That is exactly the mistaken attitude of the bishops towards Enoch Powell: blame the messenger for the content of his message.
What Mr Powell foresaw was the multiplication of ghettos in this country populated by immigrants and their descendants who have no intention of integrating into the wider community: ”There are areas that are already undergoing the total transformation to which there is no parallel in a thousand years of English history. Whole areas, towns and parts of towns across England will be occupied by sections of the immigrant and immigrant-descended population.”
Fifty years on from Mr Powell’s speech such ghettos have proliferated through dozens of British towns and cities. Do the bishops deny this?
In fact Mr Powell’s judgement is correct to a fine degree. He spelt it out: “The other dangerous delusion from which those who are wilfully or otherwise blind to realities suffer is summed up in the word. ’integration.’ To be integrated into a population means to become for all practical purposes indistinguishable from its other members. But to imagine that such a thing enters the heads of a great and growing majority of immigrants and their descendants is a ludicrous misconception, and a dangerous one.”
To have their foolish fantasies corrected, the bishops need only visit such locations as Oldham, Rochdale, Dewsbury, Blackburn and scores of similar places. In fact they don’t even have to travel any distance: let them remain in the Midlands and look out of their windows and see these results for themselves. Mr Powell even predicted with startling accuracy the responses of men such as Gregory and Ipgrave:
“There could be no grosser misconception of the realities than is entertained by those who vociferously demand legislation as they call it ‘against discrimination’, whether they be leader-writers of the same kidney and sometimes on the same newspapers which year after year in the 1930s tried to blind this country to the rising peril which confronted it, or archbishops who live in palaces, faring delicately with the bedclothes pulled right up over their heads. They have got it exactly and diametrically wrong.”
Half a century before the catastrophe of multiculturalism became clear and so obvious that everyone except ideologically-motivated bishops could see it, Enoch Powell described our predicament precisely:
“Now we are seeing the growth of positive forces acting against integration, of vested interests in the preservation and sharpening of racial and religious differences, with a view to the exercise of actual domination, first over fellow-immigrants and then over the rest of the population. The cloud no bigger than a man's hand, that can so rapidly overcast the sky, has been visible recently in Wolverhampton and has shown signs of spreading quickly. To maintain customs inappropriate in Britain is much to be regretted.”

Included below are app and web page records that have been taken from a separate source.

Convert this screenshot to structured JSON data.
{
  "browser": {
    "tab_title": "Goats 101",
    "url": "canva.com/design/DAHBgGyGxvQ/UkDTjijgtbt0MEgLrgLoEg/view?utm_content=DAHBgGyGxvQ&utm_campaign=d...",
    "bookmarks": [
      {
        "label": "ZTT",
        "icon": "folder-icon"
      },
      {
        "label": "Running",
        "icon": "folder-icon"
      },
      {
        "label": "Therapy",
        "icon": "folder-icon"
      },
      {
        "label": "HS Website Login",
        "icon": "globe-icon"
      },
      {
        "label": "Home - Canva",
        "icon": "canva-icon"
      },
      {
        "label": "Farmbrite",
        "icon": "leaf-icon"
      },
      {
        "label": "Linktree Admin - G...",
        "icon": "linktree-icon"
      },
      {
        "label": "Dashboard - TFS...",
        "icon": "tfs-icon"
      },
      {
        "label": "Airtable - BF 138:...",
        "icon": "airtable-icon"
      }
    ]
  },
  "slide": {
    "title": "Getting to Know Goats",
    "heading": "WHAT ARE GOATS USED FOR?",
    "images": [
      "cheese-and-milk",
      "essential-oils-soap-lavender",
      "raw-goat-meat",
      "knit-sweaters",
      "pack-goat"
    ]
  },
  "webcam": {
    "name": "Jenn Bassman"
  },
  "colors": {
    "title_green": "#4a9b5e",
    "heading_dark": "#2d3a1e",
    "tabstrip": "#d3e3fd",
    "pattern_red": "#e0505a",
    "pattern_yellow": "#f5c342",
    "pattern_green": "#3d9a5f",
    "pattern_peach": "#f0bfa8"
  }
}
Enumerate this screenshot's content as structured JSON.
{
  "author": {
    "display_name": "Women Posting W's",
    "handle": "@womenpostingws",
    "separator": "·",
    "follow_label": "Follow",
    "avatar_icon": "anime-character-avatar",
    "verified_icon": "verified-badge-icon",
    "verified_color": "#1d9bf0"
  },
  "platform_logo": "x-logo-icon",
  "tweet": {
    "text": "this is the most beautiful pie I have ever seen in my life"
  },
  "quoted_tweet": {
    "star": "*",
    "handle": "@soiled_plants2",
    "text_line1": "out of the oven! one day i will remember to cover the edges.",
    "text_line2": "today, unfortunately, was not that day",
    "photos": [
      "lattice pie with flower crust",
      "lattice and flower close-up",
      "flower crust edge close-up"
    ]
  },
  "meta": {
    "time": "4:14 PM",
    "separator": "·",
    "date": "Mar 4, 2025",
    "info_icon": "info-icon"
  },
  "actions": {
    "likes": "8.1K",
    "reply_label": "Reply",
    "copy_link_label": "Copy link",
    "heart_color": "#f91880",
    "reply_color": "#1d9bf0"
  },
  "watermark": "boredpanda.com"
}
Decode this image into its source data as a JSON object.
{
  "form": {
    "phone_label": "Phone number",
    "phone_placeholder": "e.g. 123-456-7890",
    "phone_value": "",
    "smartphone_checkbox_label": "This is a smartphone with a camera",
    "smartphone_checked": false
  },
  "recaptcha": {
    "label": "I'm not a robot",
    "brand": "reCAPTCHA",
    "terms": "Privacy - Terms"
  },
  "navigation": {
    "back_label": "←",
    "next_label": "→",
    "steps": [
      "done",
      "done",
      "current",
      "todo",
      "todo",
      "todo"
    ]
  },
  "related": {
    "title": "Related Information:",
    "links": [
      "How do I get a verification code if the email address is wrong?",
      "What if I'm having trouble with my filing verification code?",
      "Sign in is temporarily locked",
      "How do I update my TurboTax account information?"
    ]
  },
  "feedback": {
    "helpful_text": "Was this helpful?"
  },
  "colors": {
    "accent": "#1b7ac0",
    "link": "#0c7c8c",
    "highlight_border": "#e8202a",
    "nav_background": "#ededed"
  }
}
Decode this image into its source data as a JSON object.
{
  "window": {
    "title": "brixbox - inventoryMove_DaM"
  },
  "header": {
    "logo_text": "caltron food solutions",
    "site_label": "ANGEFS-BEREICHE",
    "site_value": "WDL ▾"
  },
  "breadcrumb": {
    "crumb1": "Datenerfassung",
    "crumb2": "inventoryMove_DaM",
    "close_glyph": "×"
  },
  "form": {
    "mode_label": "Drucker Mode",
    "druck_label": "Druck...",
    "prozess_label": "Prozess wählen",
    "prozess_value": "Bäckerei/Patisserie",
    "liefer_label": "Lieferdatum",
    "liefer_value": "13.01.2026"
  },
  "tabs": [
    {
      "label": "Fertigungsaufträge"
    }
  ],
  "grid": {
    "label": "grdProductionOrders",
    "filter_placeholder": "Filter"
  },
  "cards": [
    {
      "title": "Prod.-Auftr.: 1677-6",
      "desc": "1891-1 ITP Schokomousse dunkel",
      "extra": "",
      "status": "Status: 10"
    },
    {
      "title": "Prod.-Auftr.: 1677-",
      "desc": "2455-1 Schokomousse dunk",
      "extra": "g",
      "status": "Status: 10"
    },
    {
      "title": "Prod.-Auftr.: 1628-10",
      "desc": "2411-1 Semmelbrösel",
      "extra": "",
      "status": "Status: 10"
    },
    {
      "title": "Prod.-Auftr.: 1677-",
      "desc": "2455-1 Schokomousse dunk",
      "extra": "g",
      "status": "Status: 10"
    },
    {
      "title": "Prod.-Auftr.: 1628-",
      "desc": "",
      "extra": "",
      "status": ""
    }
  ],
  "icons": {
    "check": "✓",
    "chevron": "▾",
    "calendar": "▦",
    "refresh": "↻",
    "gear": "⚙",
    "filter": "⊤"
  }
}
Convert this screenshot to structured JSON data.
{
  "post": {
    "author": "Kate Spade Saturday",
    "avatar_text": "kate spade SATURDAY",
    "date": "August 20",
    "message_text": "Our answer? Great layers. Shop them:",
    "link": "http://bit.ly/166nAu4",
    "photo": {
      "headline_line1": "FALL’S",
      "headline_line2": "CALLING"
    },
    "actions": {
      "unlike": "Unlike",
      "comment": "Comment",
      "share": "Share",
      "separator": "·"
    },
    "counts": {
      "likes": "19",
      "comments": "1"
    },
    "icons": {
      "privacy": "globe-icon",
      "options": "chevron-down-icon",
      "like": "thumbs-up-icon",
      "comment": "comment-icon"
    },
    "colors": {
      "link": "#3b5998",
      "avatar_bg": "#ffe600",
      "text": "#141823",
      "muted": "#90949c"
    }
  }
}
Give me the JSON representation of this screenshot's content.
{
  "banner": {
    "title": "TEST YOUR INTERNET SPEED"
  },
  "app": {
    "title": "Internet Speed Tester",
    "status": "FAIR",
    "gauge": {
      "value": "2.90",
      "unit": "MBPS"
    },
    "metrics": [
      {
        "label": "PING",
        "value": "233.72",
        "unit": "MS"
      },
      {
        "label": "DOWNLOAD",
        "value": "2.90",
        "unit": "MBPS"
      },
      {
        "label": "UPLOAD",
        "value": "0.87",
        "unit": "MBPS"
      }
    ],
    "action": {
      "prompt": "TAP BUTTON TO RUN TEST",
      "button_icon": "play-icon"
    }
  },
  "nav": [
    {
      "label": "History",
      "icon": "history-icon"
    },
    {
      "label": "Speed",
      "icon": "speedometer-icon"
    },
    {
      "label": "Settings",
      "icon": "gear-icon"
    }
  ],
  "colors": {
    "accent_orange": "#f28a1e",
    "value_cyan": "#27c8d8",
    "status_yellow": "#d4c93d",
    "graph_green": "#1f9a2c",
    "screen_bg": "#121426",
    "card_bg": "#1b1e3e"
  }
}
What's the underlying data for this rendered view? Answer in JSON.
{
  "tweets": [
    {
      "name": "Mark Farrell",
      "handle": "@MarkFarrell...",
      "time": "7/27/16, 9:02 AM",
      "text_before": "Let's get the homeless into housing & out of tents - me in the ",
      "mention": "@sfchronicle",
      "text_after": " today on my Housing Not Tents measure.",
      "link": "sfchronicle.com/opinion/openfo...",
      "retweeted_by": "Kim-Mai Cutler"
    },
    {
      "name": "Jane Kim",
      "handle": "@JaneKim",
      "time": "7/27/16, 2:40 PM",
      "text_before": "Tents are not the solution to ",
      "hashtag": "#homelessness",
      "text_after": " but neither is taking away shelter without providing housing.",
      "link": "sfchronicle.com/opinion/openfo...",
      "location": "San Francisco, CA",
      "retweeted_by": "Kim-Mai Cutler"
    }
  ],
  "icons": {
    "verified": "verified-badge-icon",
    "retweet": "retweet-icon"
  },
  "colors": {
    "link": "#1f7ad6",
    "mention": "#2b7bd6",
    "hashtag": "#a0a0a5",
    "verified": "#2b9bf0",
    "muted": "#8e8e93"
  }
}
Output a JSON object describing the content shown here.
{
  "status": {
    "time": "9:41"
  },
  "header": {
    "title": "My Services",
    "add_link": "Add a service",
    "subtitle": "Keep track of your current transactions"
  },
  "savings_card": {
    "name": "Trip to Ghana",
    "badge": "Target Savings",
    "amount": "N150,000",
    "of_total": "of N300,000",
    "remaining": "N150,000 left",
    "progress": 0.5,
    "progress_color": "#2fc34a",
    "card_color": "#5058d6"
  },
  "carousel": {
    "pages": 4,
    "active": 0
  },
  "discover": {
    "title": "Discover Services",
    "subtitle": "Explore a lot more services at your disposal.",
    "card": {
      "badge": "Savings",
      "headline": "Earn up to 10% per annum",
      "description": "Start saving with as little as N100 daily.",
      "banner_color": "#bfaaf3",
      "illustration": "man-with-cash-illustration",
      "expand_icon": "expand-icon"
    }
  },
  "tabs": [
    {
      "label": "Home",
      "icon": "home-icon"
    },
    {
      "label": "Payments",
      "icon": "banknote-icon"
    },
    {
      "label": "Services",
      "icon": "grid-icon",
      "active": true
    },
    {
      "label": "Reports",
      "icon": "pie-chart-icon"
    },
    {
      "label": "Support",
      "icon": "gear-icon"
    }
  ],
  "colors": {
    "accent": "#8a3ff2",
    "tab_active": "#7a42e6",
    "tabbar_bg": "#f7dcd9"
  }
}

When Gregory and Ipgrave accuse Enoch Powell of racism and attempting to stir up racial hatred they heap a calumny upon that distinguished statesman. They have conducted themselves disgracefully and they should repent and apologise. We should ignore their false and wicked accusations. And if we wish to discover Enoch Powell’s true motivation, we need turn only to the words with which he ended his speech:
“Only resolute and urgent action will avert it even now. Whether there will be the public will to demand and obtain that action, I do not know. All I know is that to see, and not to speak, would be the great betrayal.”
All views expressed in contributions by named authors are their own and may not reflect the views of The Freedom Association.